The rights watchdog said Nairobi has a legal obligation to host anyone fleeing danger from their countries and that Mr Lema’s situation means he would be at risk if forcibly returned to his country.
“Kenya must not violate the internationally recognised principle of non-refoulement,” Irungu Houghton, the Amnesty International Kenya Director, said on Monday.
“The international principle is upheld by own national laws. It prohibits Kenya from turning away people at the border or returning them to a country where they would be at risk of persecution or danger.”
Mr Lema, a former MP for Arusha Urban Constituency in Tanzania, was arrested on Sunday after crossing into Kenya, in Kajiado County about 80 kilometres south of Nairobi. He ran for reelection on a Chadema ticket and lost his seat in the recently concluded General Election.
His lawyer George Wajackoyah said on Sunday the politician will seek asylum in Kenya.
“I have handed him over to the Kenyan police for processing. He is ready to die in a Kenyan jail than by the Tanzanian police who are still pursuing him as we speak,” said prof Wajackoyah in an interview with the Nation, even as he expressed fears of possible deportation of the politician

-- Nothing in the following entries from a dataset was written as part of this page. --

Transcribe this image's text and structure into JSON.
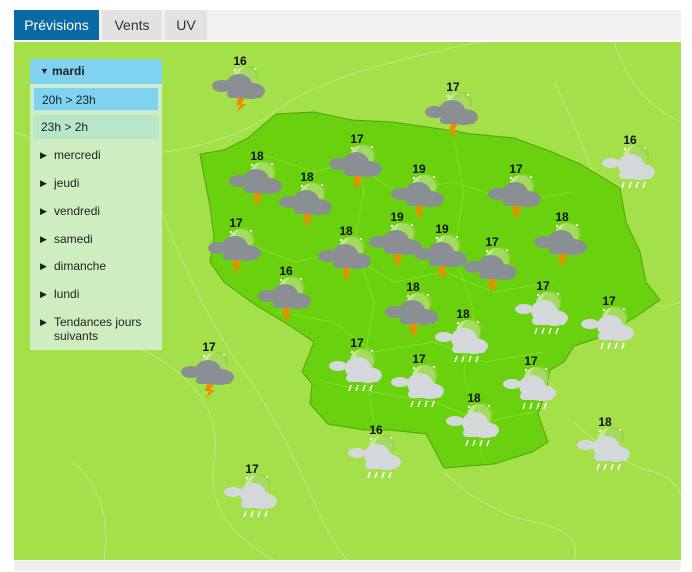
{
  "tabs": [
    {
      "label": "Prévisions",
      "active": true
    },
    {
      "label": "Vents",
      "active": false
    },
    {
      "label": "UV",
      "active": false
    }
  ],
  "menu": {
    "selected_day": "mardi",
    "time_slots": [
      {
        "label": "20h > 23h",
        "selected": true
      },
      {
        "label": "23h > 2h",
        "selected": false
      }
    ],
    "days": [
      "mercredi",
      "jeudi",
      "vendredi",
      "samedi",
      "dimanche",
      "lundi",
      "Tendances jours suivants"
    ]
  },
  "icons": {
    "storm": "night-storm-icon",
    "rain": "night-rain-icon"
  },
  "colors": {
    "map_background": "#a3e04a",
    "region": "#6ad10f",
    "active_tab": "#0a6aa3",
    "menu_highlight": "#7fd3f0",
    "lightning": "#f08a00"
  },
  "forecasts": [
    {
      "temp": "16",
      "icon": "storm"
    },
    {
      "temp": "17",
      "icon": "storm"
    },
    {
      "temp": "16",
      "icon": "rain"
    },
    {
      "temp": "17",
      "icon": "storm"
    },
    {
      "temp": "18",
      "icon": "storm"
    },
    {
      "temp": "18",
      "icon": "storm"
    },
    {
      "temp": "19",
      "icon": "storm"
    },
    {
      "temp": "17",
      "icon": "storm"
    },
    {
      "temp": "17",
      "icon": "storm"
    },
    {
      "temp": "19",
      "icon": "storm"
    },
    {
      "temp": "18",
      "icon": "storm"
    },
    {
      "temp": "19",
      "icon": "storm"
    },
    {
      "temp": "17",
      "icon": "storm"
    },
    {
      "temp": "18",
      "icon": "storm"
    },
    {
      "temp": "16",
      "icon": "storm"
    },
    {
      "temp": "18",
      "icon": "storm"
    },
    {
      "temp": "17",
      "icon": "rain"
    },
    {
      "temp": "17",
      "icon": "rain"
    },
    {
      "temp": "18",
      "icon": "rain"
    },
    {
      "temp": "17",
      "icon": "storm"
    },
    {
      "temp": "17",
      "icon": "rain"
    },
    {
      "temp": "17",
      "icon": "rain"
    },
    {
      "temp": "17",
      "icon": "rain"
    },
    {
      "temp": "18",
      "icon": "rain"
    },
    {
      "temp": "16",
      "icon": "rain"
    },
    {
      "temp": "18",
      "icon": "rain"
    },
    {
      "temp": "17",
      "icon": "rain"
    }
  ]
}
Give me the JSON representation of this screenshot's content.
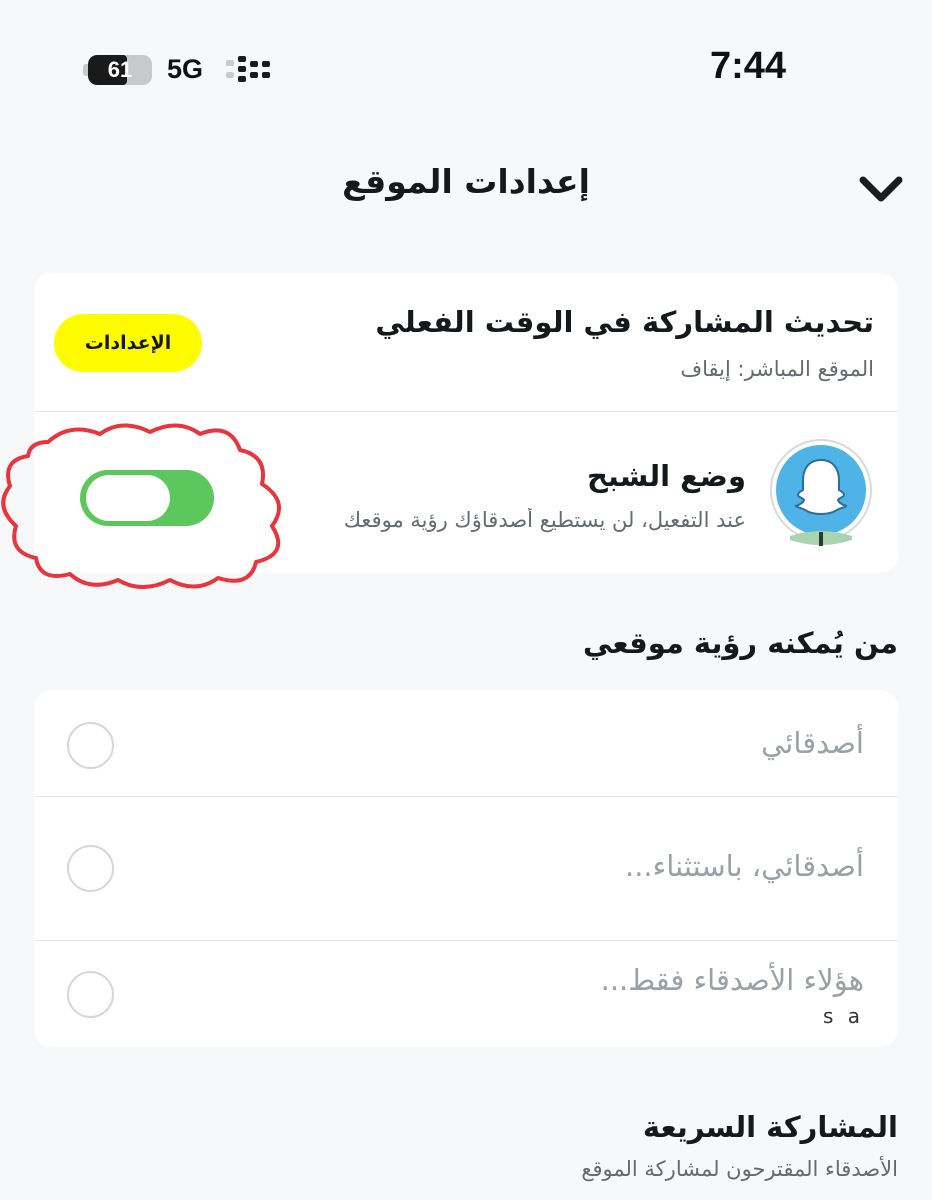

Kenya Police say he entered the country illegally, which means he could be deported. The ex-lawmaker, however, told reporters on Monday that his life had been threatened by unknown government operatives in Tanzania.
“I could not ignore the threats. I realised that unknown people were trailing me. That is why I decided to leave my country,” he said. His family had already arrived in Nairobi and was applying for asylum, he said.
Kenya is a signatory to various international protocols on refugees and asylum seekers which forbid deportation of those fleeing danger back home. Sometimes asylum seekers, owing to the nature of danger, may arrive in the country illegally. But government officials often insist on registration and application for their status as refugees or asylum seekers.